In 2016, Sohla and Ham decided to open their own restaurant. They met with investors who wanted them to make “brown food,” like chai-and-chaat or shawarma. The idea made them queasy, so they decided to take a chance on themselves and open a neo-diner in Greenpoint. They called it Hail Mary. They’d make the food they wanted to eat— fried chicken, koshari, burgers—the way they
wanted to make it, with care. They offered triple-fried potatoes that took a full-time worker an entire 12-hour shift to prepare. They paid the dishwasher a living wage. It was wild and utterly impractical.

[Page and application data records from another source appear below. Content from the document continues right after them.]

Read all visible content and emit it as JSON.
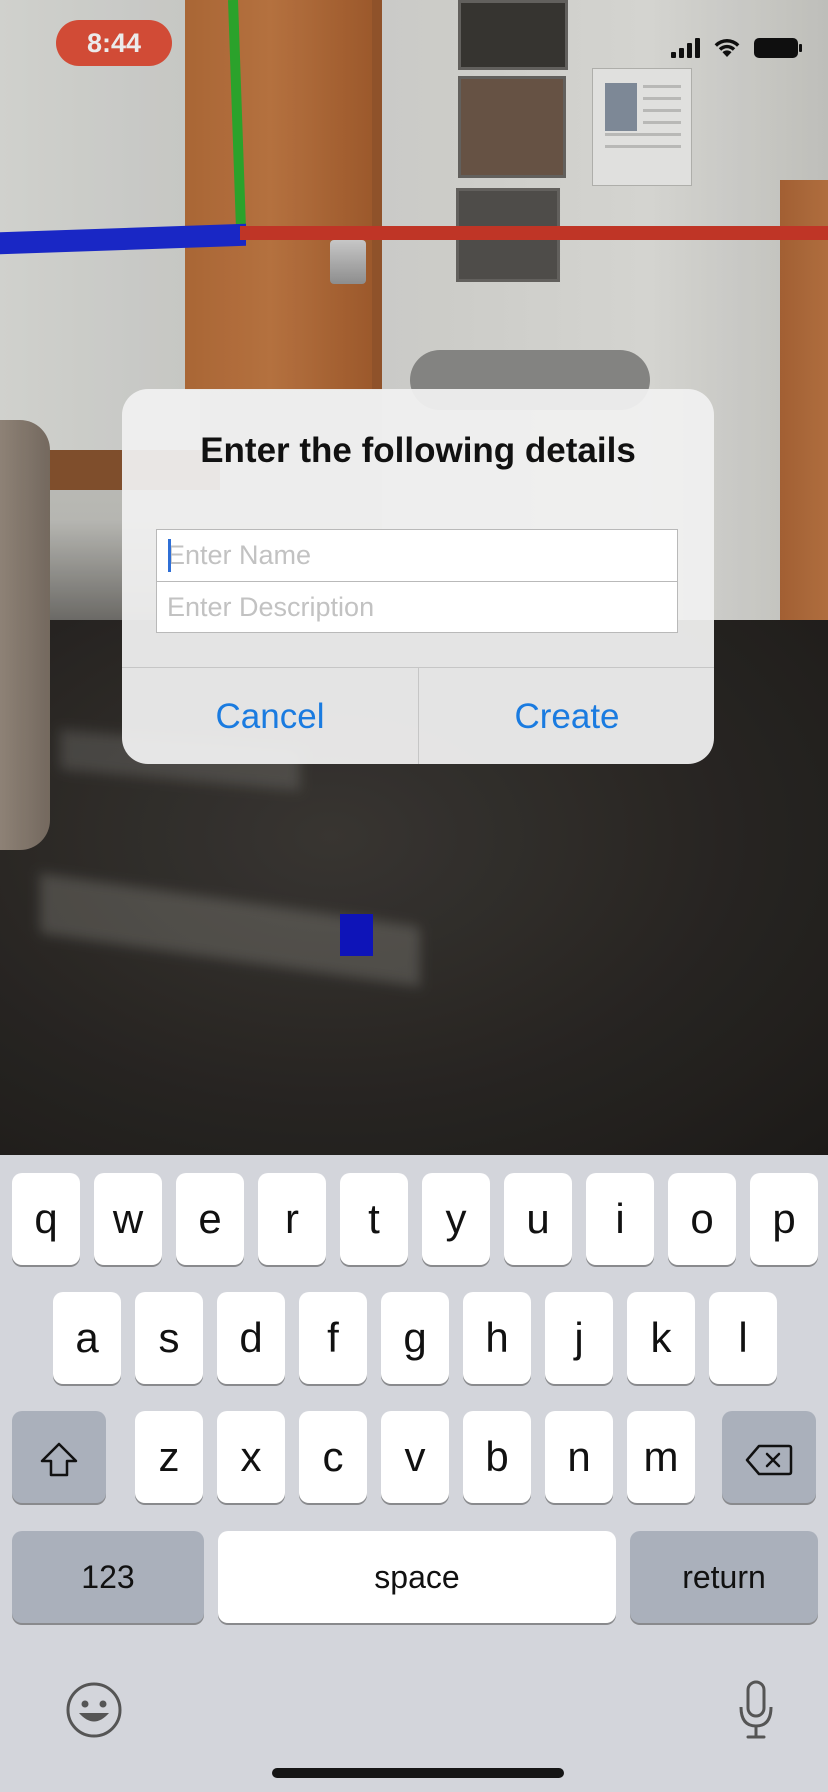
{
  "status_bar": {
    "time": "8:44"
  },
  "alert": {
    "title": "Enter the following details",
    "name_placeholder": "Enter Name",
    "description_placeholder": "Enter Description",
    "cancel_label": "Cancel",
    "create_label": "Create"
  },
  "keyboard": {
    "row1": [
      "q",
      "w",
      "e",
      "r",
      "t",
      "y",
      "u",
      "i",
      "o",
      "p"
    ],
    "row2": [
      "a",
      "s",
      "d",
      "f",
      "g",
      "h",
      "j",
      "k",
      "l"
    ],
    "row3": [
      "z",
      "x",
      "c",
      "v",
      "b",
      "n",
      "m"
    ],
    "numbers_label": "123",
    "space_label": "space",
    "return_label": "return",
    "icons": {
      "shift": "shift-icon",
      "delete": "delete-icon",
      "emoji": "emoji-icon",
      "mic": "microphone-icon"
    }
  },
  "colors": {
    "accent": "#1a7be0",
    "time_pill": "#e3523b",
    "axis_x": "#d03a2a",
    "axis_y": "#2fb02f",
    "axis_z": "#1c2bd6",
    "ar_cube": "#1016c8"
  }
}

The restaurant lasted about a year, which was pretty good considering they started off with enough money to keep them afloat for two months. “A lot of people complained, “Why is this burger $15?” she remembers. “But it’s grass-fed meat that’s ground every single day with homemade American cheese, homemade bread, homemade pickles. And that is really stupid, because no one can tell those things. We didn’t put it on the menu because we were like, ‘The food is going to speak for itself.’ And it really, really doesn’t.”
When Hail Mary folded, El-Waylly made her way into food media—first at Serious Eats and then Bon Appétit. The eventual Test Kitchen blowup was unavoidable. “Sohla’s never changed,” says Ham. “She’s not one to eat her words if she sees something wrong.” After a photo of the former editor-in-chief Adam Rapoport minstreling as a Puerto Rican surfaced, there was never a question that she would speak up about the culture of racism at Bon Appétit. During an all-staff Zoom meeting, she asked him point-blank if he was going to resign. “He was like, ‘Maybe. Maybe I should help fix this and then go.’ And I’m like, ‘No, man. You got to go.’”

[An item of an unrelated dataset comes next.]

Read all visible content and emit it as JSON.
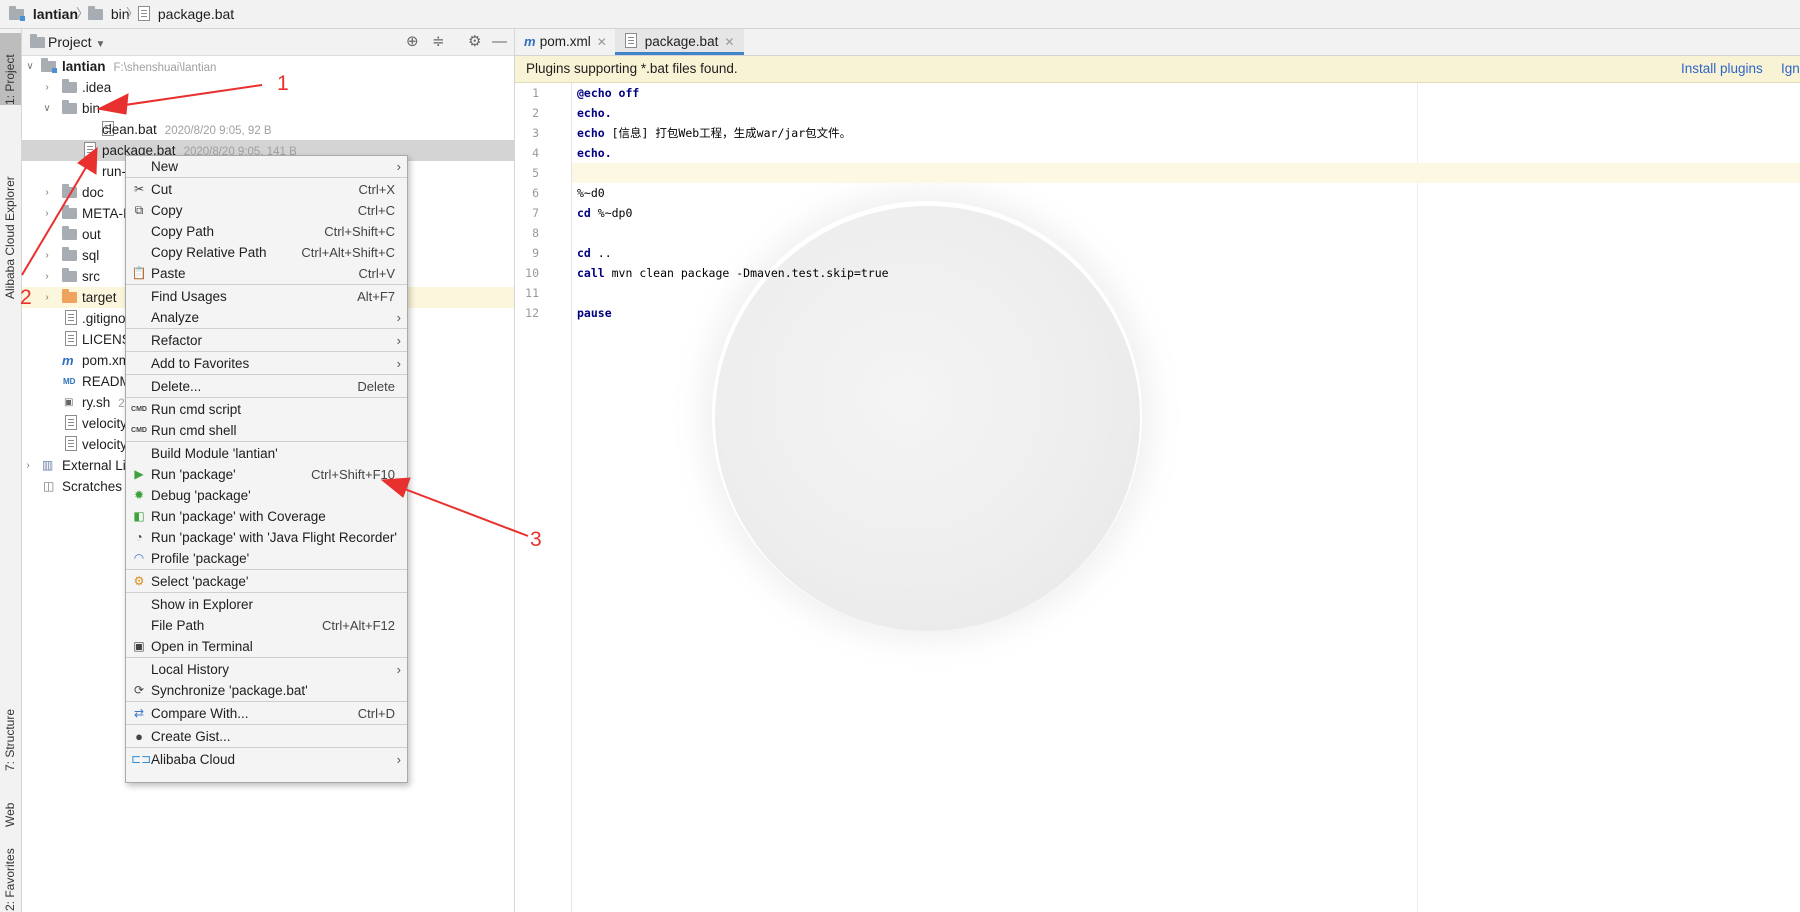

She and Ham planned for worst-case scenarios: Sohla would get fired; they would have to move in with his father in New Jersey; they’d experience total social opprobrium from the food world. “She had been silenced and ignored so many times we really didn’t think this time would be any different,” he says. But during the summer, Rapoport stepped down. El-Waylly was offered a fair contract for video work, with back pay. But the entire experience, including learning that others weren’t getting fair contracts, ultimately led to her decision to walk away from Test Kitchen. (She stayed on as a freelance contributing editor.) “We should all be getting paid fairly,” she says.
On Stump Sohla, they’re still figuring out what works, but there’s an audience—the pilot has more than 2 million views. (Under the YouTube model, she gets a direct cut of the profits.) The bodega episode began to hit on something because it allowed her imagination to roam. At their best, her concoctions are joyful and strangely familiar: a vegetable “Fun Dip” from powdered spices, spaghetti carbonara reimagined as a dessert. Toni Morrison once famously said, “The very serious function of racism is distraction. It keeps you from doing your work.” When El-Waylly is alone in the kitchen, those distractions slip away. It’s just her and a liquid sablé made of dehydrated Twinkies.